Total liabilities and shareholders' equity
$
45,665

$
19,654

$
10,115

$
(42,766
)
$
32,668



27



CONDENSED CONSOLIDATING BALANCE SHEET

December 31, 2015
Parent
Guarantors
on a
Combined
Basis
Other
Subsidiaries
on a
Combined
Basis
Consolidating
Adjustments
Total
Consolidated
ASSETS
 
 
 
 
 
Current assets:
 
 
 
 
 
Cash and equivalents
$
1,732

$

$
1,053

$

$
2,785

Accounts receivable

1,181

2,265


3,446

Contracts in process
514

2,795

1,048


4,357

Inventories
 
 
 
 
 
Work in process

1,882

7


1,889

Raw materials

1,344

32


1,376

Finished goods

23

5


28

Pre-owned aircraft

73



73

Other current assets
140

213

264


617

Total current assets
2,386

7,511

4,674


14,571

Noncurrent assets:
 
 
 
 
 
PP&E
189

6,386

1,101


7,676

Accumulated depreciation of PP&E
(59
)
(3,462
)
(689
)

(4,210
)
Intangible assets

1,445

909


2,354

Accumulated amortization of intangible assets

(1,122
)
(469
)

(1,591
)
Goodwill

8,040

3,403


11,443

Other assets
1,379

207

168


1,754

Investment in subsidiaries
40,062



(40,062
)

Total noncurrent assets
41,571

11,494

4,423

(40,062
)
17,426

Total assets
$
43,957

$
19,005

$
9,097

$
(40,062
)
$
31,997

LIABILITIES AND SHAREHOLDERS' EQUITY
 
 
 
 
 
Current liabilities:
 
 
 
 
 
Short-term debt and current portion of long-term debt
$
500

$
1

$

$

$
501

Customer advances and deposits

3,038

2,636


5,674

Other current liabilities
1,331

3,309

1,630


6,270

Total current liabilities
1,831

6,348

4,266


12,445

Noncurrent liabilities:
 
 
 
 
 
Long-term debt
2,874

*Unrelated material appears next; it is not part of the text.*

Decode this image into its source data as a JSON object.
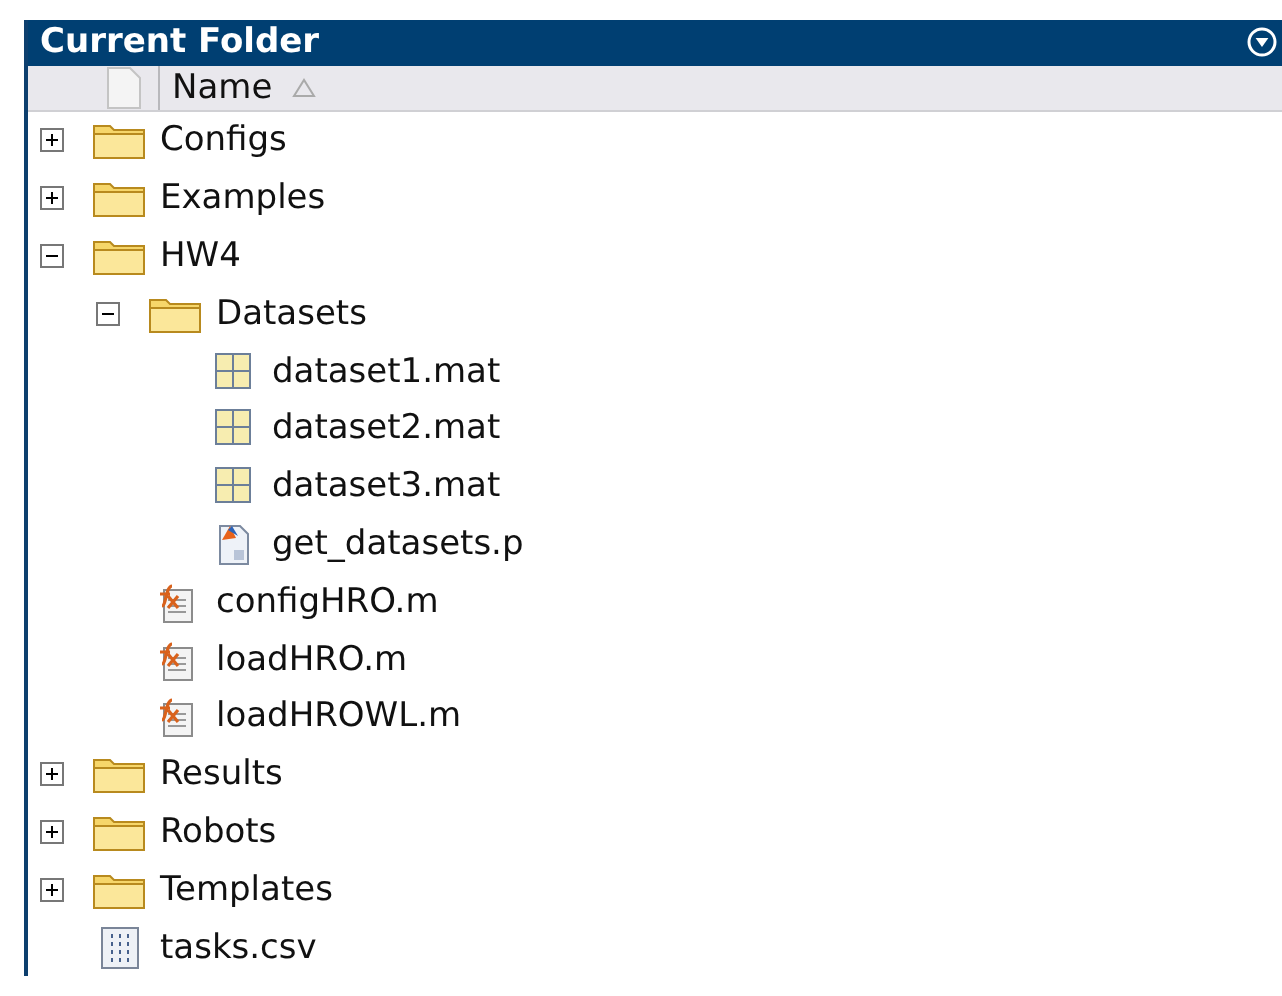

24



2,898

Other liabilities
3,417

2,021

478


5,916

Total noncurrent liabilities
6,291

2,045

478


8,814

Intercompany
25,097

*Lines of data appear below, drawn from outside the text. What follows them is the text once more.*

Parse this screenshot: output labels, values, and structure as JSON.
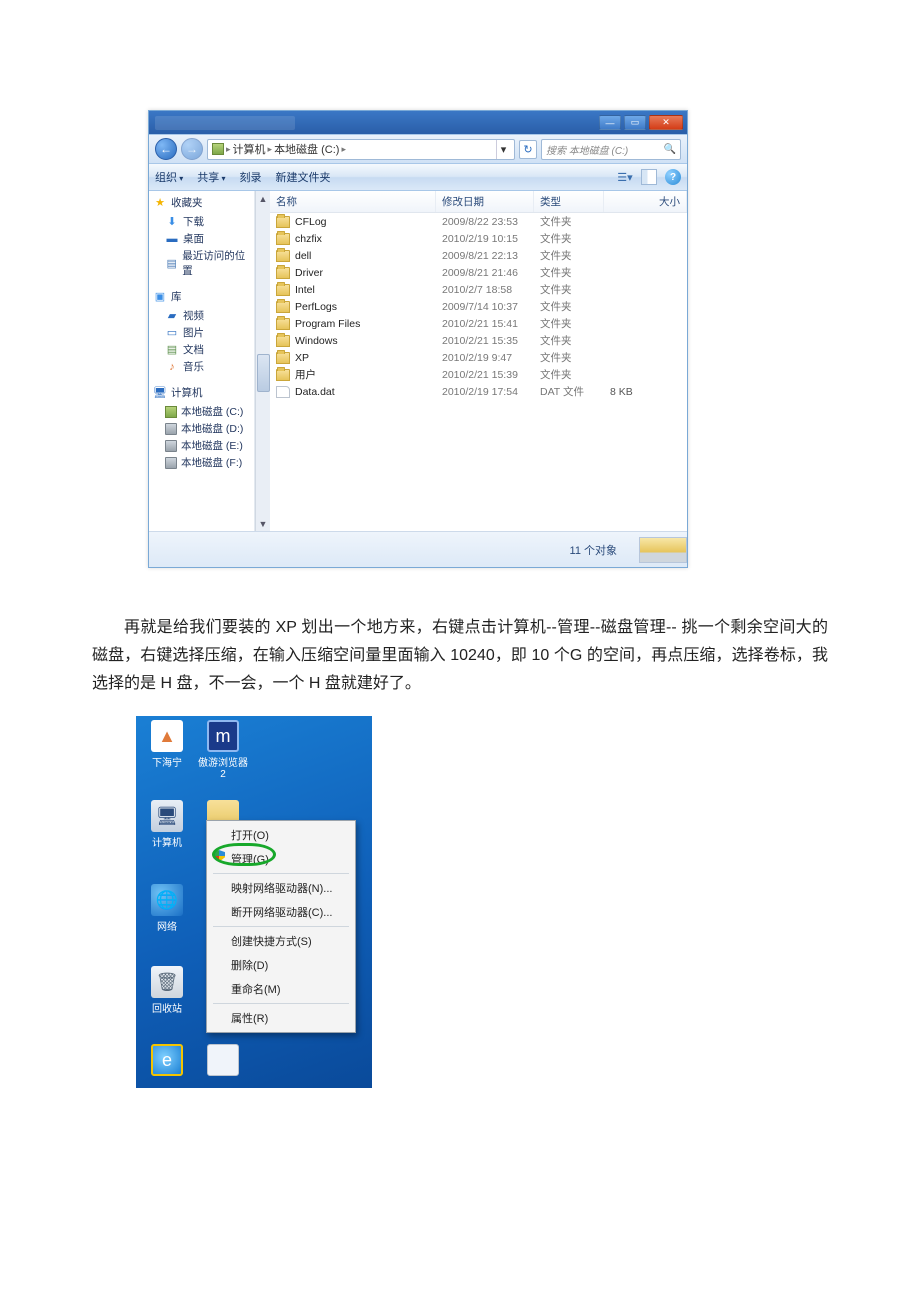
{
  "explorer": {
    "window_controls": {
      "min": "—",
      "max": "▭",
      "close": "✕"
    },
    "nav": {
      "back": "←",
      "forward": "→"
    },
    "breadcrumb": {
      "sep": "▸",
      "seg_computer": "计算机",
      "seg_drive": "本地磁盘 (C:)",
      "seg_trail": "▸",
      "dropdown": "▾",
      "refresh": "↻"
    },
    "search": {
      "placeholder": "搜索 本地磁盘 (C:)",
      "icon": "🔍"
    },
    "toolbar": {
      "organize": "组织",
      "share": "共享",
      "burn": "刻录",
      "new_folder": "新建文件夹",
      "view_icon": "☰▾",
      "help_icon": "?"
    },
    "nav_pane": {
      "favorites": {
        "label": "收藏夹",
        "items": [
          "下载",
          "桌面",
          "最近访问的位置"
        ]
      },
      "libraries": {
        "label": "库",
        "items": [
          "视频",
          "图片",
          "文档",
          "音乐"
        ]
      },
      "computer": {
        "label": "计算机",
        "drives": [
          "本地磁盘 (C:)",
          "本地磁盘 (D:)",
          "本地磁盘 (E:)",
          "本地磁盘 (F:)"
        ]
      }
    },
    "columns": {
      "name": "名称",
      "date": "修改日期",
      "type": "类型",
      "size": "大小"
    },
    "rows": [
      {
        "name": "CFLog",
        "date": "2009/8/22 23:53",
        "type": "文件夹",
        "size": "",
        "kind": "folder"
      },
      {
        "name": "chzfix",
        "date": "2010/2/19 10:15",
        "type": "文件夹",
        "size": "",
        "kind": "folder"
      },
      {
        "name": "dell",
        "date": "2009/8/21 22:13",
        "type": "文件夹",
        "size": "",
        "kind": "folder"
      },
      {
        "name": "Driver",
        "date": "2009/8/21 21:46",
        "type": "文件夹",
        "size": "",
        "kind": "folder"
      },
      {
        "name": "Intel",
        "date": "2010/2/7 18:58",
        "type": "文件夹",
        "size": "",
        "kind": "folder"
      },
      {
        "name": "PerfLogs",
        "date": "2009/7/14 10:37",
        "type": "文件夹",
        "size": "",
        "kind": "folder"
      },
      {
        "name": "Program Files",
        "date": "2010/2/21 15:41",
        "type": "文件夹",
        "size": "",
        "kind": "folder"
      },
      {
        "name": "Windows",
        "date": "2010/2/21 15:35",
        "type": "文件夹",
        "size": "",
        "kind": "folder"
      },
      {
        "name": "XP",
        "date": "2010/2/19 9:47",
        "type": "文件夹",
        "size": "",
        "kind": "folder"
      },
      {
        "name": "用户",
        "date": "2010/2/21 15:39",
        "type": "文件夹",
        "size": "",
        "kind": "folder"
      },
      {
        "name": "Data.dat",
        "date": "2010/2/19 17:54",
        "type": "DAT 文件",
        "size": "8 KB",
        "kind": "file"
      }
    ],
    "status": "11 个对象"
  },
  "paragraph": "再就是给我们要装的 XP 划出一个地方来，右键点击计算机--管理--磁盘管理-- 挑一个剩余空间大的磁盘，右键选择压缩，在输入压缩空间量里面输入 10240，即 10 个G 的空间，再点压缩，选择卷标，我选择的是 H 盘，不一会，一个 H 盘就建好了。",
  "desktop": {
    "icons": {
      "i1": "下海宁",
      "i1b": "傲游浏览器2",
      "i2": "计算机",
      "i3": "网络",
      "i4": "回收站"
    },
    "context_menu": {
      "open": "打开(O)",
      "manage": "管理(G)",
      "map": "映射网络驱动器(N)...",
      "unmap": "断开网络驱动器(C)...",
      "shortcut": "创建快捷方式(S)",
      "delete": "删除(D)",
      "rename": "重命名(M)",
      "props": "属性(R)"
    }
  }
}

(23,816
)
(1,281
)


Shareholders' equity:
 
 
 
 
 
Common stock
482

6

2,354

(2,360
)
482

Other shareholders' equity
10,256

34,422

3,280

(37,702
)
10,256

Total shareholders' equity
10,738

34,428

5,634

(40,062
)
10,738

Total liabilities and shareholders' equity
$
43,957

$
19,005

$
9,097

$
(40,062
)
$
31,997



28



CONDENSED CONSOLIDATING STATEMENTS OF CASH FLOWS (UNAUDITED)

Nine Months Ended October 2, 2016
Parent
Guarantors
on a
Combined
Basis
Other
Subsidiaries
on a
Combined
Basis
Consolidating
Adjustments
Total
Consolidated
Net cash provided by operating activities*
$
98

$
1,161

$
113

$

$
1,372

Cash flows from investing activities:
 
 
 
 
 
Capital expenditures
(5
)
(208
)
(31
)

(244
)
Other, net
3

(3
)
(38
)

(38
)
Net cash used by investing activities
(2
)
(211
)
(69
)

(282
)
Cash flows from financing activities:
 
 
 
 
 
Purchases of common stock
(1,514
)



(1,514
)
Proceeds from fixed-rate notes
992




992

Dividends paid
(678
)



(678
)
Repayment of fixed-rate notes
(500
)



(500
)
Proceeds from stock option exercises
211




211

Other, net
(38
)
(1
)


(39
)
Net cash used by financing activities
(1,527
)
(1
)


(1,528
)
Net cash used by discontinued operations
(44
)



(44
)
Cash sweep/funding by parent
820

(949
)